i wanted to give it a try since i have not used this from 2008 and something always kept me away from avast. i have been almost non-stop user of avg though. when they joined i let avg go. Now i am so tempted to go back to both but i am not sure.
Why not stay with Defender without selling your data?i wanted to give it a try since i have not used this from 2008 and something always kept me away from avast. i have been almost non-stop user of avg though. when they joined i let avg go. Now i am so tempted to go back to both but i am not sure.
The problem is when you break someone trust, and security software is based on trust.As I keep reading nasty comments about Avast selling customers data and as I deeply hate FUD I would like to point out that:
1.) Avast has stopped doing business with customers data. That has happened in january and we are now in july.
2.) The data collected has always been anonymized and aggregated. Someone has suggested that such data could be deanonymized but, as far as I know, there isn't any proof to support those suppositions. If I'm wrong please post a link to those proofs.
A Message From Avast's CEO | Avast
I believe that discussions in a community so involved in security matters should be much more informed than that. I also think that doing such business is a wrong choise by a security vendor and I'm glad that Avast has moved on. Anyway, it is not necessary to spread FUD in order to criticize such choices.
- no it doesn't. Upselling their functions is not "ads" and after using avast! Free for some time till just few days ago I haven't seen a single ad for any of their features even. Only few pointers on "new" things they offer. Once I went through those, they were gone.two problems
avast has a ton of ads
they sell their paid costumers
They got caught red-handed.- no it doesn't. Upselling their functions is not "ads" and after using avast! Free for some time till just few days ago I haven't seen a single ad for any of their features even. Only few pointers on "new" things they offer. Once I went through those, they were gone.
- no they don't. Data collection was the same for all users if they agreed to it.
It's just funny how entire world is outraged over avast! while typing that outrage on Android device and complaining over it on Facebook. If those people actually gave two f**ks over data collection they wouldn't be using either of two and they'd also be regulated like years ago. Instead avast! was thrown under the bus, but Google and Facebook, totally a OK.
Reason I'm so neutral to avast! is because I've had Privacy settings for data collection unchecked since avast! 5 and was thus not even affected by all of it. It's not helping their general image though and most users are exaggerating the whole thing far beyond what it really was.
I respect your opinion but if you say that if someone becomes a customer of Avast their personal data is going to be sold to third parties, you're not stating the truth.a CEO may come out and say anything he wants but the fact is that they did not come out and warned their costumers ....hey we are gonna sell you guys ..... in the first place
secondly they will have to really try hard nd it takes some time to regain their trust

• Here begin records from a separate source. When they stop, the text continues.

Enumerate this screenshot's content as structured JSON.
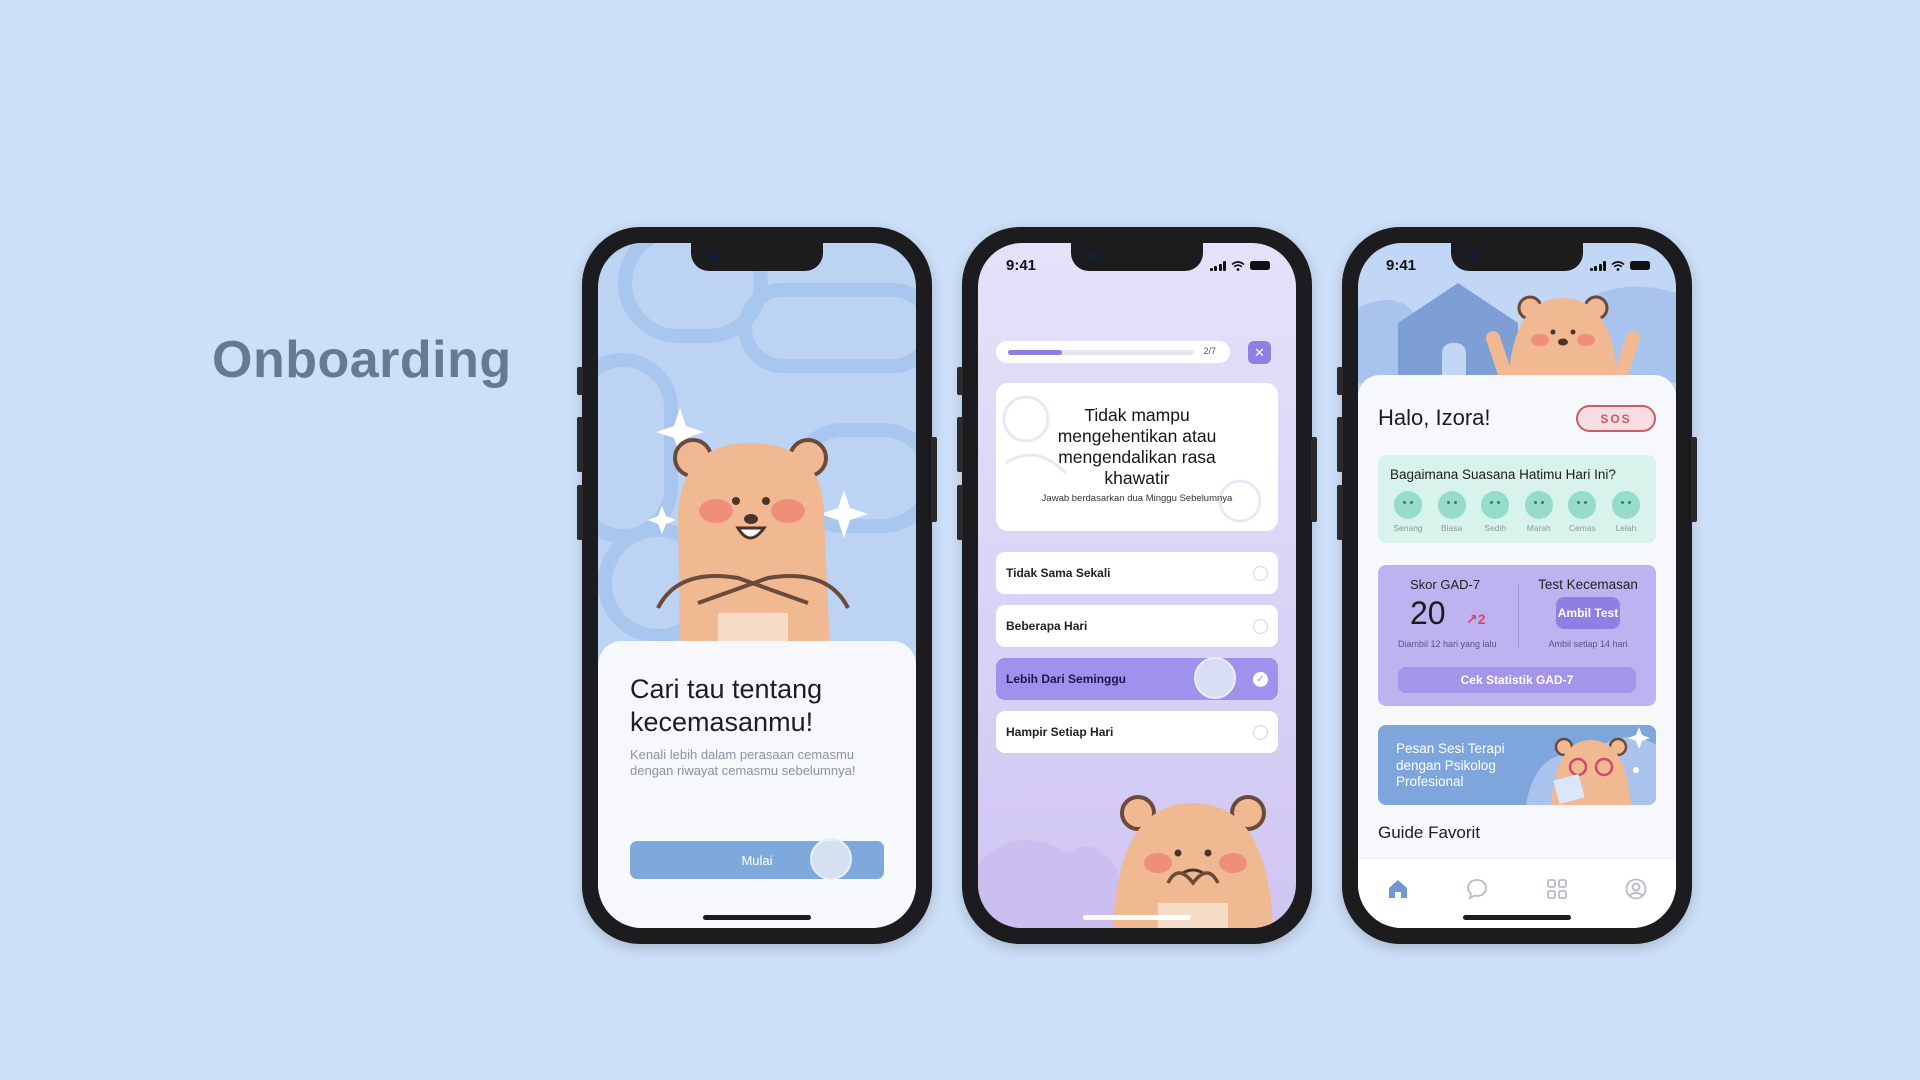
{
  "page": {
    "heading": "Onboarding"
  },
  "onboarding": {
    "title_line1": "Cari tau tentang",
    "title_line2": "kecemasanmu!",
    "subtitle_line1": "Kenali lebih dalam perasaan cemasmu",
    "subtitle_line2": "dengan riwayat cemasmu sebelumnya!",
    "start_button": "Mulai"
  },
  "questionnaire": {
    "time": "9:41",
    "progress_label": "2/7",
    "progress_fraction": 0.29,
    "close_icon": "✕",
    "question_lines": [
      "Tidak mampu",
      "mengehentikan atau",
      "mengendalikan rasa",
      "khawatir"
    ],
    "instruction": "Jawab berdasarkan dua Minggu Sebelumnya",
    "options": [
      {
        "label": "Tidak Sama Sekali",
        "selected": false
      },
      {
        "label": "Beberapa Hari",
        "selected": false
      },
      {
        "label": "Lebih Dari Seminggu",
        "selected": true
      },
      {
        "label": "Hampir Setiap Hari",
        "selected": false
      }
    ],
    "check_mark": "✓"
  },
  "home": {
    "time": "9:41",
    "greeting": "Halo, Izora!",
    "sos": "SOS",
    "mood_title": "Bagaimana Suasana Hatimu Hari Ini?",
    "moods": [
      "Senang",
      "Biasa",
      "Sedih",
      "Marah",
      "Cemas",
      "Lelah"
    ],
    "gad_title": "Skor GAD-7",
    "gad_score": "20",
    "gad_delta": "↗2",
    "gad_taken": "Diambil 12 hari yang lalu",
    "test_title": "Test Kecemasan",
    "test_button": "Ambil Test",
    "test_every": "Ambil setiap 14 hari",
    "stats_button": "Cek Statistik GAD-7",
    "therapy_text": "Pesan Sesi Terapi dengan Psikolog Profesional",
    "guide_title": "Guide Favorit",
    "tabs": [
      "home-icon",
      "chat-icon",
      "grid-icon",
      "profile-icon"
    ]
  },
  "colors": {
    "background": "#cde0f9",
    "accent_purple": "#8f7fe4",
    "accent_blue": "#7fa8dc",
    "sos_red": "#c95b6b",
    "mood_green": "#d8f3eb"
  }
}
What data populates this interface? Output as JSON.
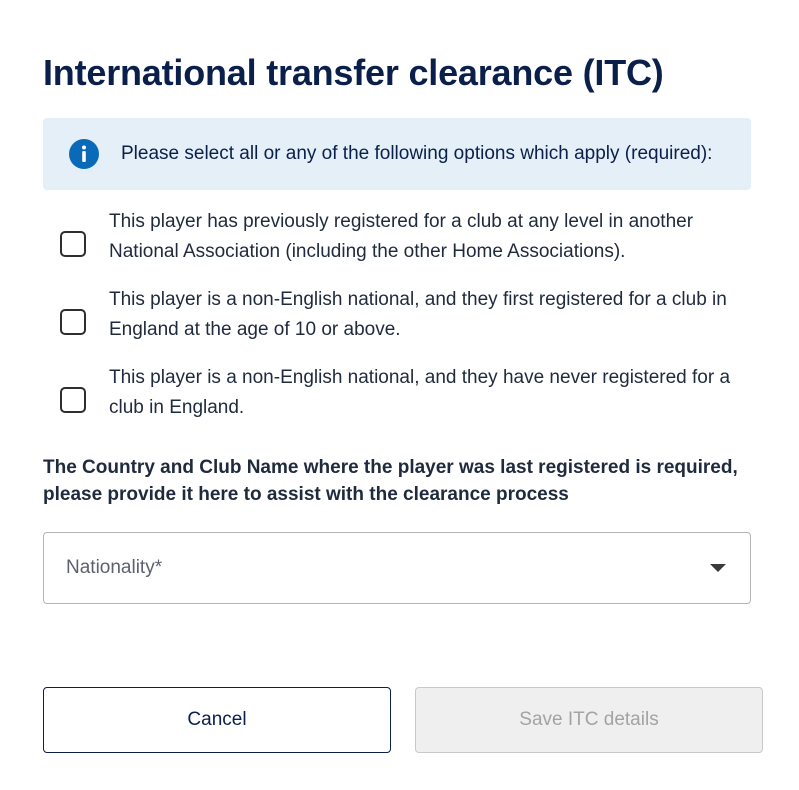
{
  "title": "International transfer clearance (ITC)",
  "info": {
    "icon": "info-icon",
    "text": "Please select all or any of the following options which apply (required):",
    "icon_color": "#0b6ab8",
    "background": "#e4eff7"
  },
  "options": [
    {
      "label": "This player has previously registered for a club at any level in another National Association (including the other Home Associations).",
      "checked": false
    },
    {
      "label": "This player is a non-English national, and they first registered for a club in England at the age of 10 or above.",
      "checked": false
    },
    {
      "label": "This player is a non-English national, and they have never registered for a club in England.",
      "checked": false
    }
  ],
  "club_note": "The Country and Club Name where the player was last registered is required, please provide it here to assist with the clearance process",
  "nationality": {
    "placeholder": "Nationality*",
    "value": "",
    "icon": "chevron-down-icon"
  },
  "buttons": {
    "cancel_label": "Cancel",
    "save_label": "Save ITC details",
    "save_disabled": true
  },
  "colors": {
    "heading": "#0b1f4b",
    "text": "#1f2a3d"
  }
}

just a personal opinion
Correct!The problem is when you break someone trust, and security software is based on trust.
actually it has never been a secret. Here's Avast explaining their activity on their blog, in 2015:They got caught red-handed.
that is all we are talking about, Avast doing Google's job. It hasn't been a wise choise and they are now paying for it.Google is known to collect data, as their business evolves around it.

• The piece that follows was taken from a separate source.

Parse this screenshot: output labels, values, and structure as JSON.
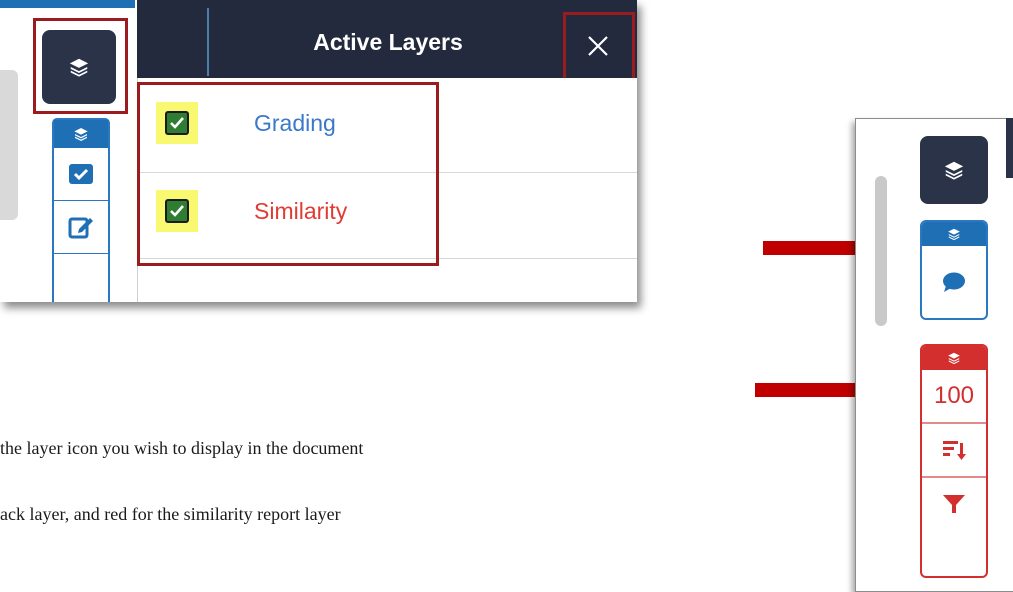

I hope you have read some of the comments on this forum and others about GDPR and Avast and how the tickboxes had to be opt in rather than opt out.Well, they didn't. If users don't read a damn thing and just agreeing, that doesn't make them "caught red handed". I knew all along that their Jumpshot subsidiary is selling stuff and thus I had all the data sharing settings disabled since version 5 and they didn't even own Jumpshot back then afair.
Avast's official position has been that we've always given a choice to not collect this data. There's no explicit denial.because it is now hurting their business and it proved to be a bad choise
Marshall confirms that data was harvested from millions of users of its core products, of which only 17 million pay for usage, but was done with their approval. “It wasn’t surreptitiously collected, it was with approval.”
I tested the product in January, the opt-in was there. I've not used Avast products before so I can't say. Let's see what comes out from the probe.I hope you have read some of the comments on this forum and others about GDPR and Avast and how the tickboxes had to be opt in rather than opt out.
If the Czech government is running a probe and it is not dismissed yet, it means this was not as innocent as we think. It may turn out to be fine in the end, but if it's taking so long, there's a cause for concern.
That being said, I have observed recent versions of Avast/AVG (April onwards) are not as intrusive anymore and I think they've now added GDPR compliance into the program. So the products should be okay to use now.